Start of The data

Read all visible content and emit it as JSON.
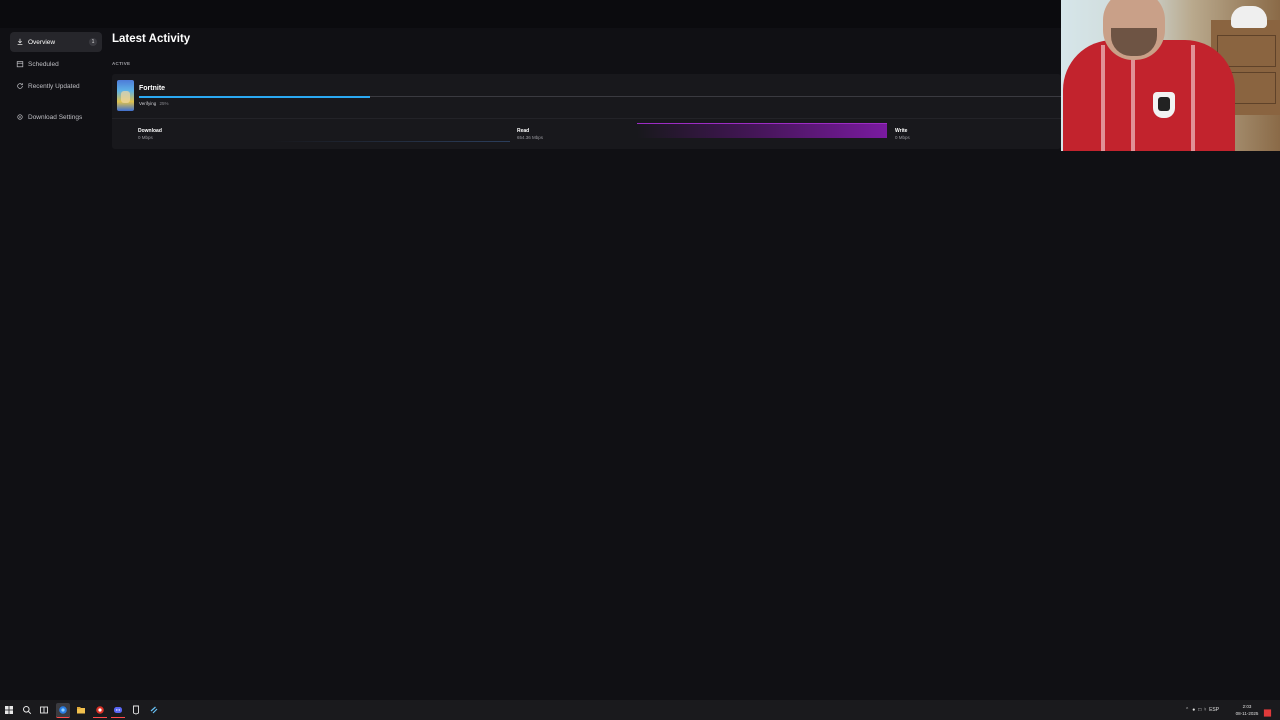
{
  "sidebar": {
    "items": [
      {
        "label": "Overview",
        "badge": "1",
        "icon": "download-icon",
        "active": true
      },
      {
        "label": "Scheduled",
        "icon": "calendar-icon"
      },
      {
        "label": "Recently Updated",
        "icon": "refresh-icon"
      },
      {
        "label": "Download Settings",
        "icon": "gear-icon"
      }
    ]
  },
  "main": {
    "title": "Latest Activity",
    "section_label": "ACTIVE",
    "active_item": {
      "name": "Fortnite",
      "status": "Verifying",
      "percent": "25%",
      "progress": 0.25
    },
    "stats": [
      {
        "label": "Download",
        "value": "0 Mbps"
      },
      {
        "label": "Read",
        "value": "654.36 Mbps"
      },
      {
        "label": "Write",
        "value": "0 Mbps"
      }
    ]
  },
  "taskbar": {
    "icons": [
      "windows-start-icon",
      "search-icon",
      "task-view-icon",
      "browser-icon",
      "chrome-icon",
      "file-explorer-icon",
      "discord-icon",
      "epic-games-icon",
      "steam-icon"
    ],
    "tray": {
      "language": "ESP"
    },
    "clock": {
      "time": "2:03",
      "date": "08-11-2025"
    }
  },
  "colors": {
    "background": "#101014",
    "progress_accent": "#2aa8f2",
    "read_graph": "#7a1aa0"
  }
}
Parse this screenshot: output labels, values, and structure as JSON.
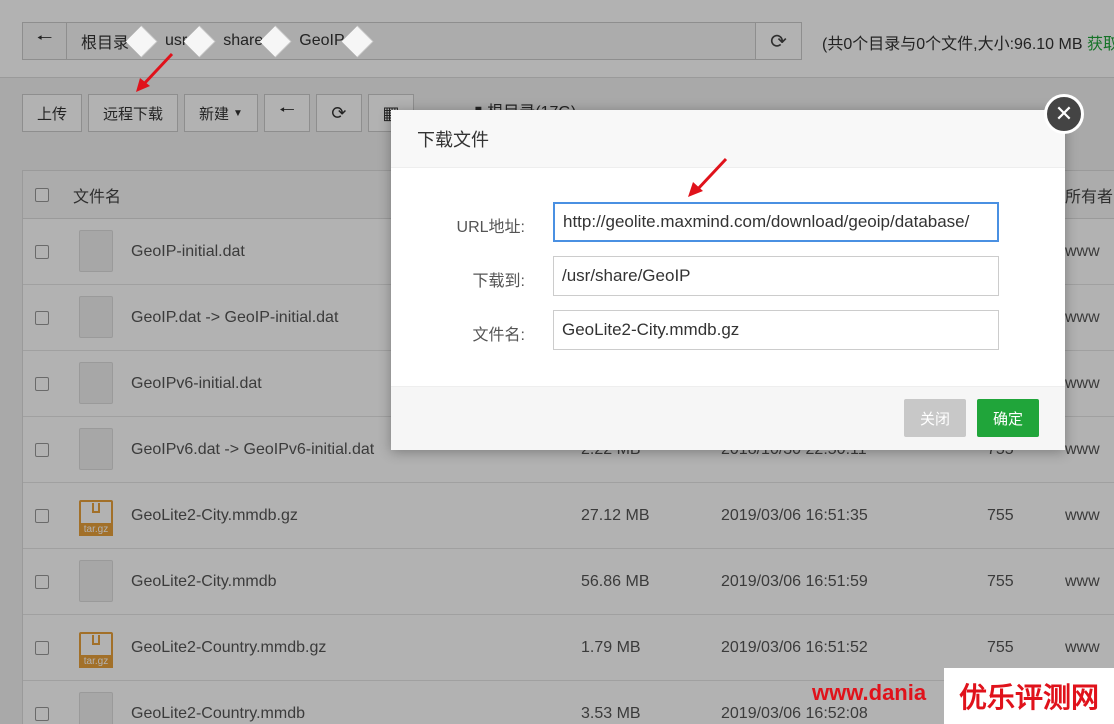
{
  "breadcrumb": {
    "segments": [
      "根目录",
      "usr",
      "share",
      "GeoIP"
    ],
    "info": "(共0个目录与0个文件,大小:96.10 MB",
    "info_link": "获取"
  },
  "toolbar": {
    "upload": "上传",
    "remote_download": "远程下载",
    "new": "新建",
    "dir_size": "根目录(17G)"
  },
  "table": {
    "headers": {
      "name": "文件名",
      "owner": "所有者"
    },
    "rows": [
      {
        "name": "GeoIP-initial.dat",
        "size": "",
        "date": "",
        "perm": "",
        "owner": "www",
        "type": "file"
      },
      {
        "name": "GeoIP.dat -> GeoIP-initial.dat",
        "size": "",
        "date": "",
        "perm": "",
        "owner": "www",
        "type": "file"
      },
      {
        "name": "GeoIPv6-initial.dat",
        "size": "",
        "date": "",
        "perm": "",
        "owner": "www",
        "type": "file"
      },
      {
        "name": "GeoIPv6.dat -> GeoIPv6-initial.dat",
        "size": "2.22 MB",
        "date": "2018/10/30 22:50:11",
        "perm": "755",
        "owner": "www",
        "type": "file"
      },
      {
        "name": "GeoLite2-City.mmdb.gz",
        "size": "27.12 MB",
        "date": "2019/03/06 16:51:35",
        "perm": "755",
        "owner": "www",
        "type": "tar"
      },
      {
        "name": "GeoLite2-City.mmdb",
        "size": "56.86 MB",
        "date": "2019/03/06 16:51:59",
        "perm": "755",
        "owner": "www",
        "type": "file"
      },
      {
        "name": "GeoLite2-Country.mmdb.gz",
        "size": "1.79 MB",
        "date": "2019/03/06 16:51:52",
        "perm": "755",
        "owner": "www",
        "type": "tar"
      },
      {
        "name": "GeoLite2-Country.mmdb",
        "size": "3.53 MB",
        "date": "2019/03/06 16:52:08",
        "perm": "755",
        "owner": "www",
        "type": "file"
      }
    ]
  },
  "modal": {
    "title": "下载文件",
    "url_label": "URL地址:",
    "url_value": "http://geolite.maxmind.com/download/geoip/database/",
    "dest_label": "下载到:",
    "dest_value": "/usr/share/GeoIP",
    "filename_label": "文件名:",
    "filename_value": "GeoLite2-City.mmdb.gz",
    "close_label": "关闭",
    "ok_label": "确定"
  },
  "watermark": {
    "url": "www.dania",
    "name": "优乐评测网"
  },
  "icons": {
    "back": "arrow-left-icon",
    "refresh": "refresh-icon",
    "close": "close-icon"
  },
  "colors": {
    "accent_green": "#20a53a",
    "annotation_red": "#e0121b"
  }
}
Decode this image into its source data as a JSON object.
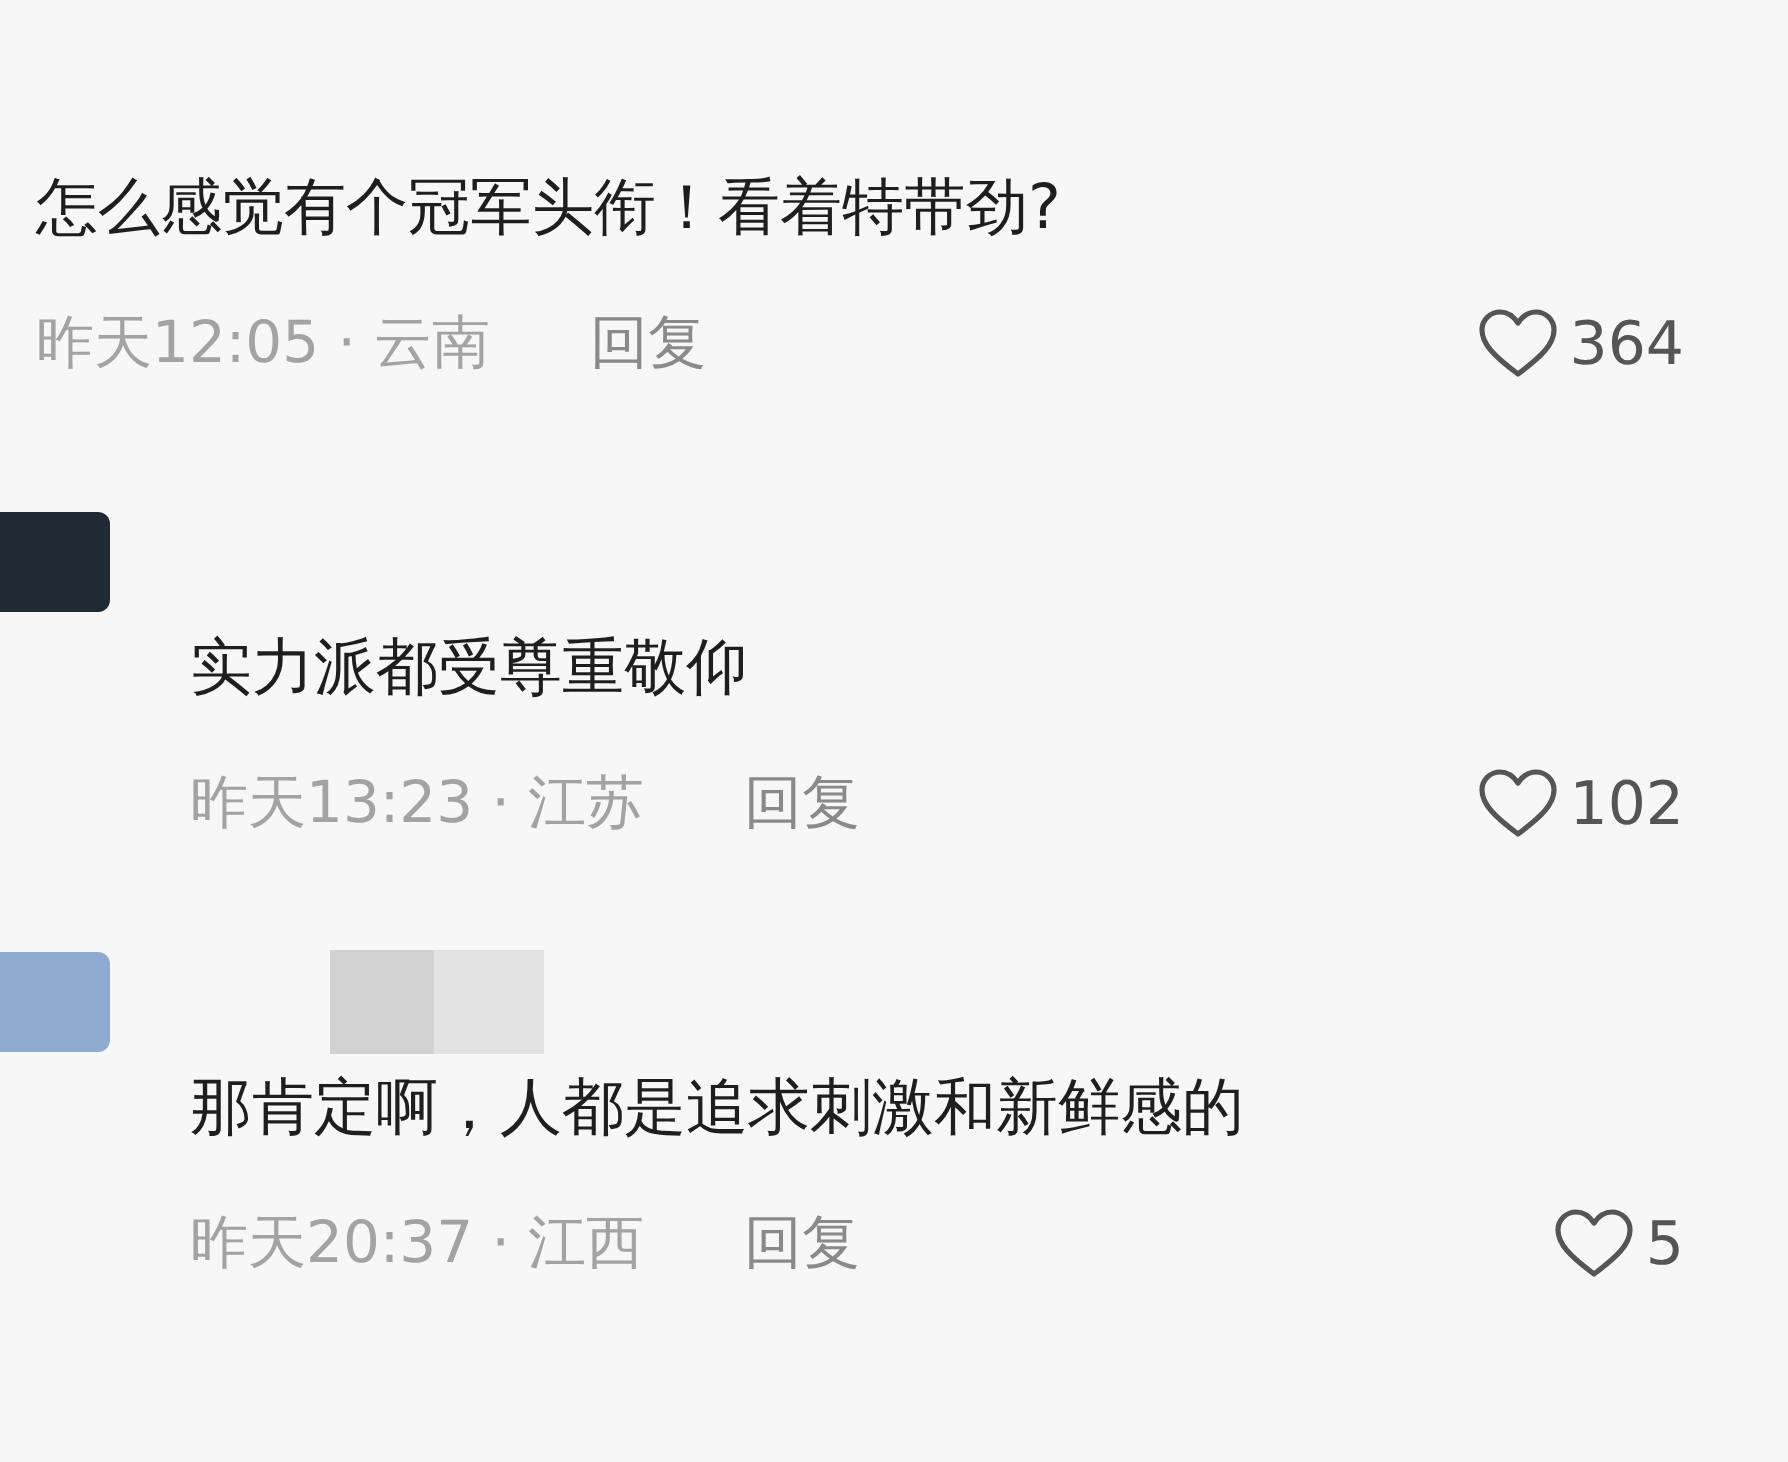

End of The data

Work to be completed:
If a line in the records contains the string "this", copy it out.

Result below:
Parse this screenshot: output labels, values, and structure as JSON.
Decode this image into its source data as a JSON object.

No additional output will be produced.